The first big change came in 2005 with the release of the Emoto-Tronic Furbies. These were effectively Furby 2.0 and a vast improvement on the original model. As well as being larger than their predecessors, Emoto-Tronic Furbies had a wider vocabulary, human voice recognition, and could communicate with other Emoto-Tronic Furbies for a number of annoying conversations.
The Emoto-Tronic Furbies also forced the original further into the depths of nostalgia by refusing to communicate with earlier versions. While the 2005 Furby was arguably bigger and better, it was much of the same as Furbies started to slip off shelves once again.
What Is Dead May Never Die
With more lives than the average cat, Furbies once again rose from the electronics graveyard in 2012. Hoping to bring those hamster-owls to a whole new generation, Hasbro relaunched the Furby line with a host of millennial additions like LCD eyes and a mobile app to take the bots on the move.
Think of them as the 2019 reboot of the Child’s Play franchise. In fact, 2012 Furbies could’ve been the basis for the latest iteration of Chucky. These chubby Furbies really amped up the owl characteristics of the original — with a pretty big twist.
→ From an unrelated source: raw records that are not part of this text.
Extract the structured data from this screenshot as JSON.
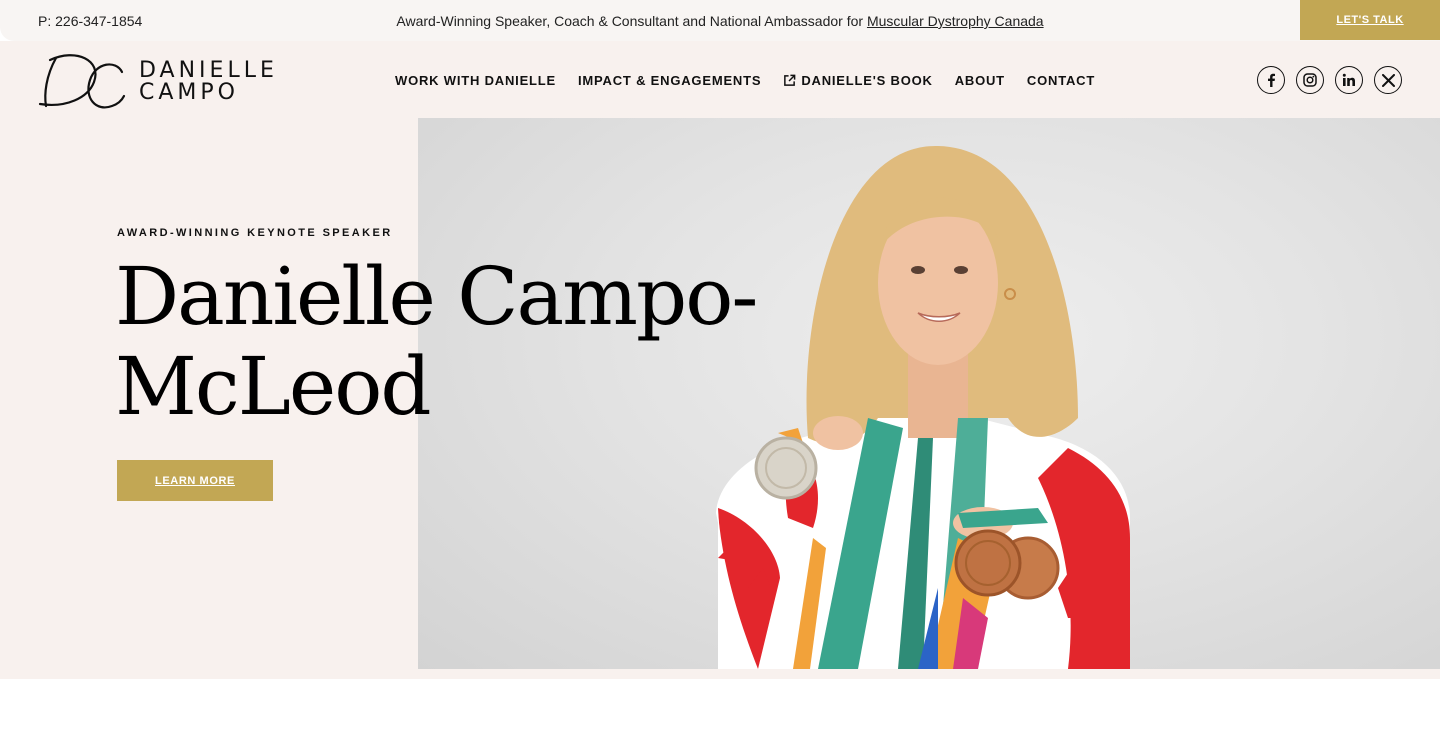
{
  "topbar": {
    "phone": "P: 226-347-1854",
    "announcement_text": "Award-Winning Speaker, Coach & Consultant and National Ambassador for ",
    "announcement_link": "Muscular Dystrophy Canada",
    "cta_label": "LET'S TALK"
  },
  "brand": {
    "monogram": "DC",
    "name_line1": "DANIELLE",
    "name_line2": "CAMPO"
  },
  "nav": {
    "items": [
      {
        "label": "WORK WITH DANIELLE"
      },
      {
        "label": "IMPACT & ENGAGEMENTS"
      },
      {
        "label": "DANIELLE'S BOOK",
        "icon": "external-link-icon"
      },
      {
        "label": "ABOUT"
      },
      {
        "label": "CONTACT"
      }
    ]
  },
  "socials": [
    {
      "icon": "facebook-icon",
      "glyph": "f"
    },
    {
      "icon": "instagram-icon",
      "glyph": ""
    },
    {
      "icon": "linkedin-icon",
      "glyph": "in"
    },
    {
      "icon": "x-icon",
      "glyph": "X"
    }
  ],
  "hero": {
    "eyebrow": "AWARD-WINNING KEYNOTE SPEAKER",
    "headline_line1": "Danielle Campo-",
    "headline_line2": "McLeod",
    "button_label": "LEARN MORE"
  },
  "colors": {
    "accent_gold": "#c2a754",
    "hero_background": "#f8f1ee",
    "topbar_background": "#f8f5f3"
  }
}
Although the first generation of Furby could adjust its personality slightly, the 2012 reboot developed depending on how you treated it. Imagine an aggressive and parent-hating Furby if you kept chucking it in the cupboard.
Hasbro’s line expanded into the pint-sized Furby Party Rockers and 2013’s Furby Boom. Furby Boom had even more colour options and personalities, boasting a whole new iOS and Android app. As the most intelligent Furby yet, the Boom could remember its own name and other Furbies it had met.
The Future’s Furby
In more recent years, Furbies have found a new lease of life with 2016 Furby Connect. The suped-up version of the 2012 model is even more expressive and has an odd plastic joystick on its head.
Being able to connect to a whole world of “Furblings” through the app means Hasbro has dragged this relic into the 21st Century. However, unlike other versions, they only come with a single personality. You can still buy Furby Connect, but what about all those millions of Furbies from yesteryear?
The worry is these giant Furby graveyards will soon resurrect the once-forgotten beasts. These days, there are a number of crepy crazes when it comes to Furbies. Furby hacking is a big thing and involves anything from flaying their furry carcasses to installing your own computer programmes. Check out this horrifying choir of Furby zombies.
Elsewhere, we’ve already covered the weirdest subreddits out there and highlighted r/LongFurbies. Taking Furby dissection to the next level, there’s a subculture of Dr. Frankensteins that butcher their Furbies and turn them into elongated nightmares.
With each passing year, the number of Furbies continues to grow. Furbies aren’t just lurking in the back of your wardrobe though. Various museums and installations (including London’s V&A) have Furbies on display as an important part of toy history.
Even though Furby Connect sales continue to dwindle and the latest generation of Furby favourites joins its forgotten cousins, let’s not pretend the Furby won’t be making a comeback in the near future. Until then, head onto eBay and see what your 1998 version is worth nowadays. Chances are, you can fetch a pretty penny for those blabbering birds.
[Featured Image: Tiger Electronics/Hasbro]